Election Photo ID for Los Angeles?
Friday morning’s ruling by the U.S. Supreme Court approving photo identification at election polling places makes one wonder how long it will be before Los Angeles (and California) adopts this sensible approach to reducing voting fraud?
Don’t hold your breath. Our city may be the illegal immigrant capital of the nation, but our politicians will have to be dragged, kicking and screaming, toward such a reform.
The Supremes overturned the 9th Circus (Circuit Court of Appeals) ruling two weeks ago which put Arizona’s Proposition 200, passed by voters in 2004, on hold. There is litigation presently in almost every state that requires positive proof of citizenship in order to vote.
Plaintiffs in the Arizona case were the ACLU, MALDEF (Mexican-American Legal Defense and Educational Fund), and Inter-Tribal Council. They claim the law discourages minorities, the poor and elderly from casting ballots.

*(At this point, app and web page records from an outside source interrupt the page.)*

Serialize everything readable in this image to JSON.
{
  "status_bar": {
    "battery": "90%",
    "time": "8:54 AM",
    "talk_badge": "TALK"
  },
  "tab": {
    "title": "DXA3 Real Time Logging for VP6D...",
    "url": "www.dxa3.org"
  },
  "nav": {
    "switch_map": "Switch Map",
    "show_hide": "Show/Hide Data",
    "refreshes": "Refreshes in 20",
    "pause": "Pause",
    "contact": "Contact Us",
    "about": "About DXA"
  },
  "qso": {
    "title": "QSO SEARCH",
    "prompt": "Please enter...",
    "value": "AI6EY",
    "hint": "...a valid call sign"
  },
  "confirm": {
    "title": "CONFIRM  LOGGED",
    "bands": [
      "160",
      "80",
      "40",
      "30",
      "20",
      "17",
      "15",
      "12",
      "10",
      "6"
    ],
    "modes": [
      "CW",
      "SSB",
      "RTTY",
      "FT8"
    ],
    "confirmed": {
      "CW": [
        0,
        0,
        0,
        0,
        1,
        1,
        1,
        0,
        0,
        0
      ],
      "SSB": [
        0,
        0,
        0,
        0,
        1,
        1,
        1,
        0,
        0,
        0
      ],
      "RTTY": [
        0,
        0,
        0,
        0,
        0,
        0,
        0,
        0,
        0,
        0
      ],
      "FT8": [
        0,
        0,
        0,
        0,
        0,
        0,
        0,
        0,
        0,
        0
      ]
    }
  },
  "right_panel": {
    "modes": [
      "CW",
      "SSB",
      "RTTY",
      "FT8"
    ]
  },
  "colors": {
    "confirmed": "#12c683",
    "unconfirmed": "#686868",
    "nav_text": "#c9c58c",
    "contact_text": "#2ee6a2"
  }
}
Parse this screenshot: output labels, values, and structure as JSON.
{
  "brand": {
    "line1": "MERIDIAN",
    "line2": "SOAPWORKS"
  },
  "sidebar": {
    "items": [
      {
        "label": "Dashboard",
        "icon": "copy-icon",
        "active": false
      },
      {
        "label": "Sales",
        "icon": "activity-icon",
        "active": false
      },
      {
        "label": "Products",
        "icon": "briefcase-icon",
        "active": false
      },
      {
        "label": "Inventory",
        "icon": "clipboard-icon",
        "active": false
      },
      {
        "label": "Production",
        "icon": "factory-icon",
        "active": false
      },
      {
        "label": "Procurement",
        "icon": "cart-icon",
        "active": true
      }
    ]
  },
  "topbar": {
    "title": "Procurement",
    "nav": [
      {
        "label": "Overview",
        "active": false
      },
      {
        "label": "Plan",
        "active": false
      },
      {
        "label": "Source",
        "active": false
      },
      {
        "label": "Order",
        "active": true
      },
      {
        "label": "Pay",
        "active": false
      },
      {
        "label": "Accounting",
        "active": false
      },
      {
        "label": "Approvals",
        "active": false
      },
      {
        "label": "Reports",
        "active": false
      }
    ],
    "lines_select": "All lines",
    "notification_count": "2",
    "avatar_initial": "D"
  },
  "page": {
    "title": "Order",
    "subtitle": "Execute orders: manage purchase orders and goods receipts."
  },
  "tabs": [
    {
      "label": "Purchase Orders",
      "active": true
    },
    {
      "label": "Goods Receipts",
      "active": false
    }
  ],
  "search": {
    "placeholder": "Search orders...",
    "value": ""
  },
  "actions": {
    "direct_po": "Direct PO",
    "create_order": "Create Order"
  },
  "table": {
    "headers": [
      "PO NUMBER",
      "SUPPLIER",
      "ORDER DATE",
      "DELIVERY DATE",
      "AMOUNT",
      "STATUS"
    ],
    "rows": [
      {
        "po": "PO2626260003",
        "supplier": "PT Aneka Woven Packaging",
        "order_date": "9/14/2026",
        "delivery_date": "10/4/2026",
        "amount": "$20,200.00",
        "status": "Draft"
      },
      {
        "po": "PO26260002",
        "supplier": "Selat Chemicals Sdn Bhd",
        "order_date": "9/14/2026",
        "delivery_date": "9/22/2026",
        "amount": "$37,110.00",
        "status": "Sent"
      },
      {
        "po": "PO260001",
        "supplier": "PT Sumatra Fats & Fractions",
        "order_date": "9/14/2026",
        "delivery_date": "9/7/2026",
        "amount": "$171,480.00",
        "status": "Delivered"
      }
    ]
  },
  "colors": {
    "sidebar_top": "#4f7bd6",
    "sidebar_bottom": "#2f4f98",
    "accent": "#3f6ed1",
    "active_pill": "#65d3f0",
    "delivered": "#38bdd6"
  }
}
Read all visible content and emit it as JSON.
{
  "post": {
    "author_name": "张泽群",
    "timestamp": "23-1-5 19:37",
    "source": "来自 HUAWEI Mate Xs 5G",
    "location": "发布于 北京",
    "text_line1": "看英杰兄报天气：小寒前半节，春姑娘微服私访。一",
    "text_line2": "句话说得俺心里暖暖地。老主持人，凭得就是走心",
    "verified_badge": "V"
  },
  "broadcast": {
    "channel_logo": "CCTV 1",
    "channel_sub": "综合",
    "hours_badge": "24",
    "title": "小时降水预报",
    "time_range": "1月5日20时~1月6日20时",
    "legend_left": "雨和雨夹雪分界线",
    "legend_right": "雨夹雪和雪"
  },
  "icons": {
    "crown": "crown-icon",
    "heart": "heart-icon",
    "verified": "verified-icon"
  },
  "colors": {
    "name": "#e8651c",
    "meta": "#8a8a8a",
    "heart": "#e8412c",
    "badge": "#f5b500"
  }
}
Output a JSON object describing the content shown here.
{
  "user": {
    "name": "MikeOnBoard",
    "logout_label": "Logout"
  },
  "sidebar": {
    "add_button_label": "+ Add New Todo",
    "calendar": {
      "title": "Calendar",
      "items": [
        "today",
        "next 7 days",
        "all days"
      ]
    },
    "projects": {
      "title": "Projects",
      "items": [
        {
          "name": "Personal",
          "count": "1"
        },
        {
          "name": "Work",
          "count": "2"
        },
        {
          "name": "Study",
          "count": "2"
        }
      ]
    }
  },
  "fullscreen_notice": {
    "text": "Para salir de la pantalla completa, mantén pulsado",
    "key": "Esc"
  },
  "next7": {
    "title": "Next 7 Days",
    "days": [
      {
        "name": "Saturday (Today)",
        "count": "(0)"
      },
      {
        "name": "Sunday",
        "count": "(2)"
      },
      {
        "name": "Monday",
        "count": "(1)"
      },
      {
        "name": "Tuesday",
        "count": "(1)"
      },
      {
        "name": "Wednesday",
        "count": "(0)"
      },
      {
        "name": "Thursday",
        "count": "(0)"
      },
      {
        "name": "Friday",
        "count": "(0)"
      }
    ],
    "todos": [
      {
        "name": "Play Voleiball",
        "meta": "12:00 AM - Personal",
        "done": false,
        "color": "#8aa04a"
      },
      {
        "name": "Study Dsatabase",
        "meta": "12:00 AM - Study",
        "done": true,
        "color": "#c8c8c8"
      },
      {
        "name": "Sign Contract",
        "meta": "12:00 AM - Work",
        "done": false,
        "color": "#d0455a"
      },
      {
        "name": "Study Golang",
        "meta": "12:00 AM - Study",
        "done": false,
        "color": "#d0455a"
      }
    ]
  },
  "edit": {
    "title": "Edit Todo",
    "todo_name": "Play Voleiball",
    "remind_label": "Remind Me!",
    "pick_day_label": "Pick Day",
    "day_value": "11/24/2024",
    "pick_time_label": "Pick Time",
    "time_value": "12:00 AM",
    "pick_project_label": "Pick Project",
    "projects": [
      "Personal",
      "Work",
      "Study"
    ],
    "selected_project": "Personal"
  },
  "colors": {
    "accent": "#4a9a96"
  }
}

The House of Representatives passed 228 to 196, a month ago (9/20/06) legislation requiring valid photo identification in federal elections. Congresspersons voting against compared it to disenfranchising Southern Blacks in the last century. The bill faces an uncertain future in the Senate.
The so-called “Voter ID” proposal requires voters to have “picture” identification by 2008, and proof of citizenship by 2010. It was among the recommendations of the bipartisan Commission on Federal Election Reform, headed by former president Jimmy Carter and secretary of state James Baker. “Effective voter registration and voter identification are bedrocks of a modern election system,” they wrote.
Groups working on behalf of minorities and illegal aliens call it a “poll tax,” claiming it would put an “insurmountable burden on voters and infringe upon their voting rights.” A recent study by Johns Hopkins University showed that 1,500 dead people had voted among a recent sampling of ballots in Ohio.
The controversy over election fraud is as old as the Republic itself. The influx of German and Irish immigrants in the mid-19th century raised concerns that they were incapable of voting honestly, since they were “under the control of the Pope.” The 1886 Committee of One Hundred called the previous election “nothing more than an organized conspiracy to defeat the will of the people … by illegal voting, forgery and fraud.”
A 1906 report showed that a Skid Row homeless shelter population ballooned from 80 to 280 on election day, and that every one of them was registered to vote. Party hacks helped some voters “float” so they could cast multiple ballots. Jail inmates received “pardons,” in exchange for a promise to go straight to the polls and cast a “straight ticket.”
Georgia’s election board, last Tuesday, approved a letter to inform more than 300,000 voters that they can vote, without any identification, since superior court judge T. Jackson Bedford had declared the requirement unconstitutional.
Despite the fact that people need positive identification to drive a car, cash a check or use a credit card, opponents of this reform want to continue the right of headstones and illegals to vote.